One observation I’ve made from being involved in running several different consultations on different subjects relating to discipleship over the past few years is that when you ask: ‘what would enable us to do this [whatever it is] better’, four areas of response often re-emerge.

1. the importance of creating spaces – if you think something is important, somewhere along the line, either individually or collectively, you have to give time and space to address it

2. the importance of changing the culture, systems and processes of your organisation, to prioritise and embed into the structures that thing which you are trying to do better.  In other words, to integrate the vision and reality of your community or organisation

3. the importance of finding, modelling and celebrating examples of prophetic action.  Care should be taken not to make people feel guilty for what they are not doing; but at its best, a model or a good story can provide inspiration for further action

4. the importance of rooting and expressing the new thing you want to do better in prayer and worship.  Worship is and should be so central to what we do as Church, and whatever we think is important needs to be brought to God in worship.  More prosaically, it’s clear that much incidental learning occurs through collective prayer and worship, and when we gather to sing and pray this gives clues to Christian discipleship.  The question is what sorts of clues are being given.

I’m now getting to the stage where I’m pretty sure that each of these elements is important.  In some ways, each of these four elements has a parallel in organisational studies – the need to give time, space and attention to what matters, the need to mark, model and celebrate good practice, the need to align values and systems.  But there is also a sense in which looking beyond ‘the course’ and seeking to create a community which learns both intentionally and incidentally, throughout a whole range of activities and intelligences is much more faithful to what whole-life Christian discipleship is about.
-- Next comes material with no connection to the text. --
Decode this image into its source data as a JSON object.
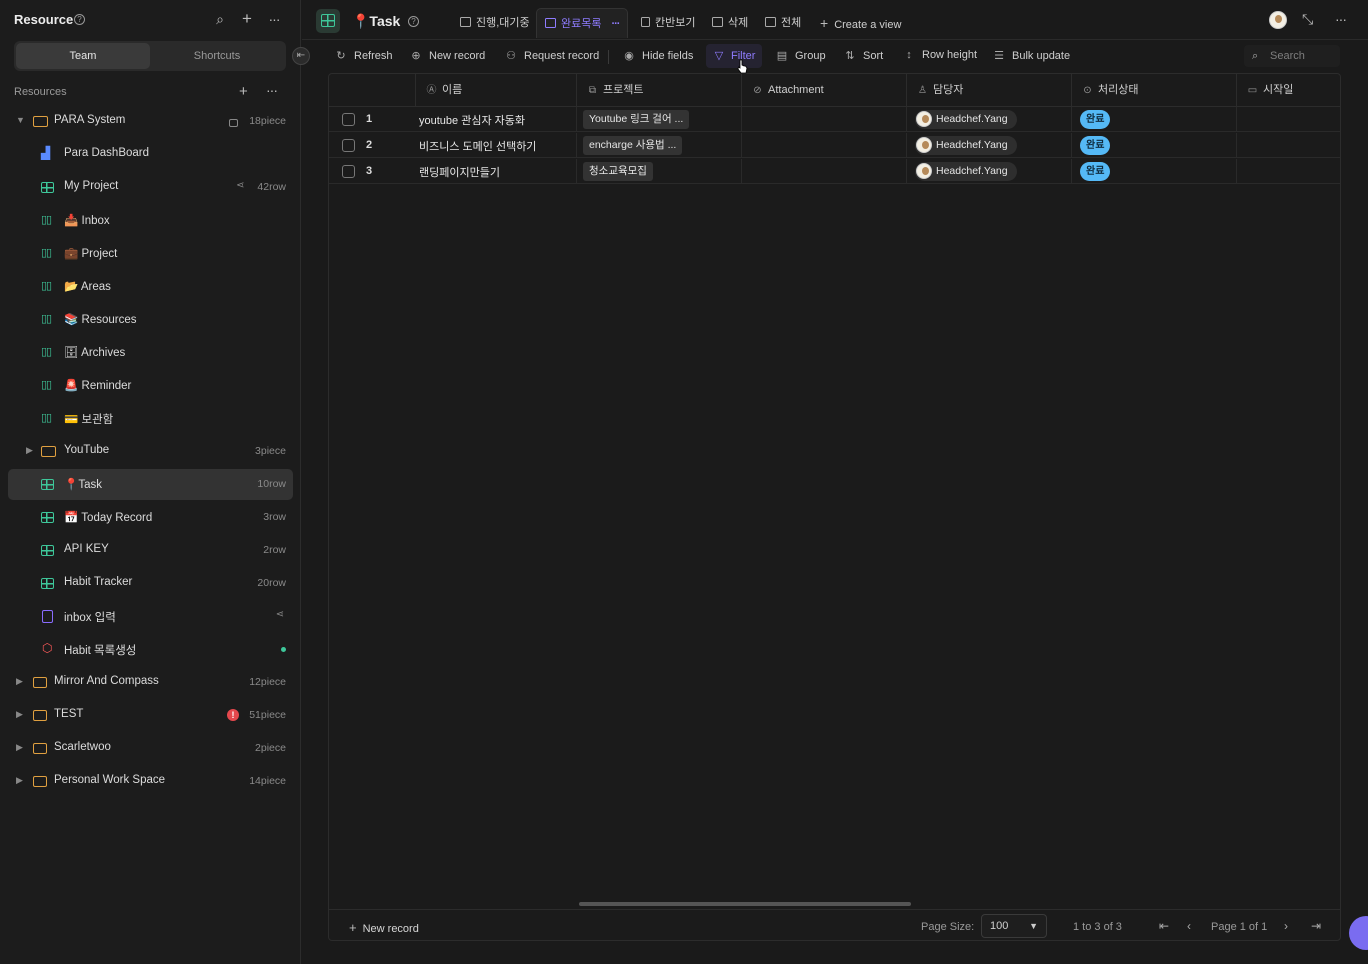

I’m not sure if any of this is original thinking – there may well be books on church development which already explore these characteristics, and if there are I’d be interested to know about them.  However, if any of this does happen to be original, please acknowledge that you read it here first!